Emma Donoghue, Frog Music, (2014), 405p
I discovered Ms. Donoghue shortly after Room hit the shelves. My partner surprised me with the book for Christmas a few years ago. I LOVED Room. LOVED IT! Devoured it in a couple days, neglected-my-life-to-just-keep-reading-it type of loved it. Such a blindingly horrible situation laid out in beautiful prose told through the eyes of a child. Like many others, when I heard she was releasing her first novel since Room this year, I let out a squeal of excitement; then I immediately placed a hold on it from the library.
What I found with Frog Music was not what I was expecting. Donoghue takes us on a gritty, burlesque-filled ride through plague invested, heat wave ridden 1870’s San Francisco. Dancing, sex, murder, women in men’s clothes, forgotten babies, and frogs legs. (Something for everyone?) Frog Music told through two timelines: both before and after a brutal, cold blooded murder.
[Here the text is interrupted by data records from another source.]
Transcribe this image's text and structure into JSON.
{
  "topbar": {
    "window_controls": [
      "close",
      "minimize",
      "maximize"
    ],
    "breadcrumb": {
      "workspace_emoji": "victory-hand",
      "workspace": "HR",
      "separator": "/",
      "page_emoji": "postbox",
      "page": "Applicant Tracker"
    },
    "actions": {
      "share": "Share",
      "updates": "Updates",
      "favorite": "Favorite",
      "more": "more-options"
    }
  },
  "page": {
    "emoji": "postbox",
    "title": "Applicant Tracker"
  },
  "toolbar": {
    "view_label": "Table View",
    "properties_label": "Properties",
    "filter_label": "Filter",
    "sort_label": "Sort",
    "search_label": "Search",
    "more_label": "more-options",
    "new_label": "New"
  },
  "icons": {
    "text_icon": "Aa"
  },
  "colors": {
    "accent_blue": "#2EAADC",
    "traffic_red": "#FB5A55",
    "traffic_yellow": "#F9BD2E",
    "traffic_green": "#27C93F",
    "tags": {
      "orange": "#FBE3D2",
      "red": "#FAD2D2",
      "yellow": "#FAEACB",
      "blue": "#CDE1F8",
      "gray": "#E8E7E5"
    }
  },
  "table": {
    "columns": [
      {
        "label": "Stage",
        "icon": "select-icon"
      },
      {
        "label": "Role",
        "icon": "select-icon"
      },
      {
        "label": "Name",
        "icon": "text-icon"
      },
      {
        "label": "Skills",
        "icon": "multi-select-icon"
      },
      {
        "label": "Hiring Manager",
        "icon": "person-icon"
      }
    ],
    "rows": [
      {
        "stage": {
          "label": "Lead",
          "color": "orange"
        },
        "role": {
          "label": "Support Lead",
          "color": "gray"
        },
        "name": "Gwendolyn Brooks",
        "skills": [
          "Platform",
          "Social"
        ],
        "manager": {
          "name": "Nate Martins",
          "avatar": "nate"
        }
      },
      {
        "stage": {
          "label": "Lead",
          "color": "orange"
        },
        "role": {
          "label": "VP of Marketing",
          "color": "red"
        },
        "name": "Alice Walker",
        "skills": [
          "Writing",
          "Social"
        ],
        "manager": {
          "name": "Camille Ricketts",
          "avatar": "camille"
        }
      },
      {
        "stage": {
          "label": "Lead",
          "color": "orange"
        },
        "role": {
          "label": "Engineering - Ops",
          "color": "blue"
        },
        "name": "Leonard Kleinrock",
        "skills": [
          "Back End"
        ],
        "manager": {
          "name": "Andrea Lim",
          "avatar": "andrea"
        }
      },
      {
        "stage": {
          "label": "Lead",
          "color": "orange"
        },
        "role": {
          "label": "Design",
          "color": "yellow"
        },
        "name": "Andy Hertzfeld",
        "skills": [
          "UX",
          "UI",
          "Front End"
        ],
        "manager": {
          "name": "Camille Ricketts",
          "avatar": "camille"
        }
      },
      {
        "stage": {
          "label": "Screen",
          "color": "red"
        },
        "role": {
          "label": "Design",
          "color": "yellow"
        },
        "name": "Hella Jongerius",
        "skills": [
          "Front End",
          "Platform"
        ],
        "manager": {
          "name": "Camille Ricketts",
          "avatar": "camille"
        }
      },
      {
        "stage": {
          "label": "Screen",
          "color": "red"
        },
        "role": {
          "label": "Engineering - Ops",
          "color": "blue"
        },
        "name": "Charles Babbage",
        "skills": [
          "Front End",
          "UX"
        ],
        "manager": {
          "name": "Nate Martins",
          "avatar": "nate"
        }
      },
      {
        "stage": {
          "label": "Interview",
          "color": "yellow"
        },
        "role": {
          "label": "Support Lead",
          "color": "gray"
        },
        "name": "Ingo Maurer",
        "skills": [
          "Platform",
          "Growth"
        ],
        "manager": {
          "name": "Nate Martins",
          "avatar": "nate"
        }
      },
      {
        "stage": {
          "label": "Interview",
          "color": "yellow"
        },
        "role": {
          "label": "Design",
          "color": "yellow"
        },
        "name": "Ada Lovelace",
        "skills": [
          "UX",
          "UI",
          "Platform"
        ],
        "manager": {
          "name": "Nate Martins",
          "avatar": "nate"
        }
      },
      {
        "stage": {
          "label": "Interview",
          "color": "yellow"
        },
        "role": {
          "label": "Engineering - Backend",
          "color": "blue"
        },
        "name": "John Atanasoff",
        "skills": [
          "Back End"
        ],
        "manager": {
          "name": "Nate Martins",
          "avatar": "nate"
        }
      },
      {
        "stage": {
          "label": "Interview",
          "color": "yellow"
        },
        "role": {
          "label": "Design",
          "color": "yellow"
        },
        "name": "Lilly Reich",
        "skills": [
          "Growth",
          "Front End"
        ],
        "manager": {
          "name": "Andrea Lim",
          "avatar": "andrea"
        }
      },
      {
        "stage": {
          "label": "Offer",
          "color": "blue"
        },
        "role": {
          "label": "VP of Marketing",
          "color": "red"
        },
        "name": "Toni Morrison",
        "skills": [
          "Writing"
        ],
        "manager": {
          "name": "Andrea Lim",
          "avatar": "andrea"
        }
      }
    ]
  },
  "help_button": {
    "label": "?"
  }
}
It follows Blanche, a former Parisian equestrian turned leg dancer; Blanche’s lover, Arthur, and his partner, Ernest, both slimy, scheming, well-dressed French immigrants; and Jenny, a pant wearing, frog catching, bicycle riding American woman so far beyond her time.
Throughout most of the book, I honestly gave zero shits about Blanche. Yes, she worked hard (literally on her back), owned her entire apartment building, and supported her lovers – but I kind of hated her. She annoyed me. She was so self serving, vain, and pathetic. But, Jenny on the other hand, I loved. Quirky, brash, out place. She stole the show for me. Her blunt honesty, unabashed indignation, and comfort in her own skin made her one of my favourite characters to come from recent literature.
In the afterword, Donoghue reveals all of this is based on a real murder case and real people, which realistically led me to love Jenny even more. Donoghue did her research and even gives shout-outs to libraries and library staff which warms my little library assistant heart.
Overall I like this read. It’s so hard for me NOT to compare to an author’s previous work, especially when it holds such a special place in my heart and on my bookshelf. As a stand alone story, it’s entertaining and thought provoking, but doesn’t hold a candle to Room.
Happy reading –